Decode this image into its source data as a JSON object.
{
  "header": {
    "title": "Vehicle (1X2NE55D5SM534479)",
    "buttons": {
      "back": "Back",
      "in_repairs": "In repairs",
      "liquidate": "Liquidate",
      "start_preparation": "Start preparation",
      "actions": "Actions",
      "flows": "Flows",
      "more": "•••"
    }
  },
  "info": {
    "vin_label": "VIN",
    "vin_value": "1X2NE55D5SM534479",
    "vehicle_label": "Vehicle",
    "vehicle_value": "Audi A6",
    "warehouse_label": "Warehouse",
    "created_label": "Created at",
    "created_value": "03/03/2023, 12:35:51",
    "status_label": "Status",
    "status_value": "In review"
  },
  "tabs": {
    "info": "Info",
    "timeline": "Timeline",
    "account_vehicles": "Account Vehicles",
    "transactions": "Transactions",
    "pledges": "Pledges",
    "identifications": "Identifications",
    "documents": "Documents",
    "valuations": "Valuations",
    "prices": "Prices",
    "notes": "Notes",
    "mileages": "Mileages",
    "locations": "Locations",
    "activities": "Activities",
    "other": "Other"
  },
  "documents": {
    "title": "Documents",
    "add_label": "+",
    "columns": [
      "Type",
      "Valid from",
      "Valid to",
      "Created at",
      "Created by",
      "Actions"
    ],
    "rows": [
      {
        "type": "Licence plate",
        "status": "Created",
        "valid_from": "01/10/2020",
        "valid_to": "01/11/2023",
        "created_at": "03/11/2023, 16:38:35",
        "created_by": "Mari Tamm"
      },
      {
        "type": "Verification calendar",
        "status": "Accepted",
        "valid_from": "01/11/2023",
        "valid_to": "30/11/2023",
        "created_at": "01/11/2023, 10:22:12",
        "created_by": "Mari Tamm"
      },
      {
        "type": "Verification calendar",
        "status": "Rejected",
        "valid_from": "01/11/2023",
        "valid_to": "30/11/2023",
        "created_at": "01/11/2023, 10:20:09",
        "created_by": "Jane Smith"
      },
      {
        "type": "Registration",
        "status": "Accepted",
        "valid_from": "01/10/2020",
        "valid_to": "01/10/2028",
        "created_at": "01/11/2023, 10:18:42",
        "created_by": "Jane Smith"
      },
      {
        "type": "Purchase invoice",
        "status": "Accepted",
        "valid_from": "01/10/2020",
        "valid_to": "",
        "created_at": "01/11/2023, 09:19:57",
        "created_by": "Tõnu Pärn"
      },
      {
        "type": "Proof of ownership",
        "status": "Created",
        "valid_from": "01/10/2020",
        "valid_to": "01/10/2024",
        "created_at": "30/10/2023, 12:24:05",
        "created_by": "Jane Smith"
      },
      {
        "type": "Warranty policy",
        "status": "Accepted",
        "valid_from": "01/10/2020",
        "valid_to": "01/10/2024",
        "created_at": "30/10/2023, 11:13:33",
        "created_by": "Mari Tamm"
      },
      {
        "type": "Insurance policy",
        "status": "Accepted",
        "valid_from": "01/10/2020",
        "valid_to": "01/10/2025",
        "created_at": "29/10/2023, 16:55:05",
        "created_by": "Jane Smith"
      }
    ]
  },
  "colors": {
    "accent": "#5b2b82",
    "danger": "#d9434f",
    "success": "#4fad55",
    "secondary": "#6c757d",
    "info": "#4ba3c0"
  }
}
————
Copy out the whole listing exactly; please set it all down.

Decode this image into its source data as a JSON object.
{
  "header": {
    "title": "Vehicle (1X2NE55D5SM534479)",
    "buttons": {
      "back": "Back",
      "in_repairs": "In repairs",
      "liquidate": "Liquidate",
      "start_preparation": "Start preparation",
      "actions": "Actions",
      "flows": "Flows",
      "more": "•••"
    }
  },
  "info": {
    "vin_label": "VIN",
    "vin_value": "1X2NE55D5SM534479",
    "vehicle_label": "Vehicle",
    "vehicle_value": "Audi A6",
    "warehouse_label": "Warehouse",
    "created_label": "Created at",
    "created_value": "03/03/2023, 12:35:51",
    "status_label": "Status",
    "status_value": "In review"
  },
  "tabs": {
    "info": "Info",
    "timeline": "Timeline",
    "account_vehicles": "Account Vehicles",
    "transactions": "Transactions",
    "pledges": "Pledges",
    "identifications": "Identifications",
    "documents": "Documents",
    "valuations": "Valuations",
    "prices": "Prices",
    "notes": "Notes",
    "mileages": "Mileages",
    "locations": "Locations",
    "activities": "Activities",
    "other": "Other"
  },
  "documents": {
    "title": "Documents",
    "add_label": "+",
    "columns": [
      "Type",
      "Valid from",
      "Valid to",
      "Created at",
      "Created by",
      "Actions"
    ],
    "rows": [
      {
        "type": "Licence plate",
        "status": "Created",
        "valid_from": "01/10/2020",
        "valid_to": "01/11/2023",
        "created_at": "03/11/2023, 16:38:35",
        "created_by": "Mari Tamm"
      },
      {
        "type": "Verification calendar",
        "status": "Accepted",
        "valid_from": "01/11/2023",
        "valid_to": "30/11/2023",
        "created_at": "01/11/2023, 10:22:12",
        "created_by": "Mari Tamm"
      },
      {
        "type": "Verification calendar",
        "status": "Rejected",
        "valid_from": "01/11/2023",
        "valid_to": "30/11/2023",
        "created_at": "01/11/2023, 10:20:09",
        "created_by": "Jane Smith"
      },
      {
        "type": "Registration",
        "status": "Accepted",
        "valid_from": "01/10/2020",
        "valid_to": "01/10/2028",
        "created_at": "01/11/2023, 10:18:42",
        "created_by": "Jane Smith"
      },
      {
        "type": "Purchase invoice",
        "status": "Accepted",
        "valid_from": "01/10/2020",
        "valid_to": "",
        "created_at": "01/11/2023, 09:19:57",
        "created_by": "Tõnu Pärn"
      },
      {
        "type": "Proof of ownership",
        "status": "Created",
        "valid_from": "01/10/2020",
        "valid_to": "01/10/2024",
        "created_at": "30/10/2023, 12:24:05",
        "created_by": "Jane Smith"
      },
      {
        "type": "Warranty policy",
        "status": "Accepted",
        "valid_from": "01/10/2020",
        "valid_to": "01/10/2024",
        "created_at": "30/10/2023, 11:13:33",
        "created_by": "Mari Tamm"
      },
      {
        "type": "Insurance policy",
        "status": "Accepted",
        "valid_from": "01/10/2020",
        "valid_to": "01/10/2025",
        "created_at": "29/10/2023, 16:55:05",
        "created_by": "Jane Smith"
      }
    ]
  },
  "colors": {
    "accent": "#5b2b82",
    "danger": "#d9434f",
    "success": "#4fad55",
    "secondary": "#6c757d",
    "info": "#4ba3c0"
  }
}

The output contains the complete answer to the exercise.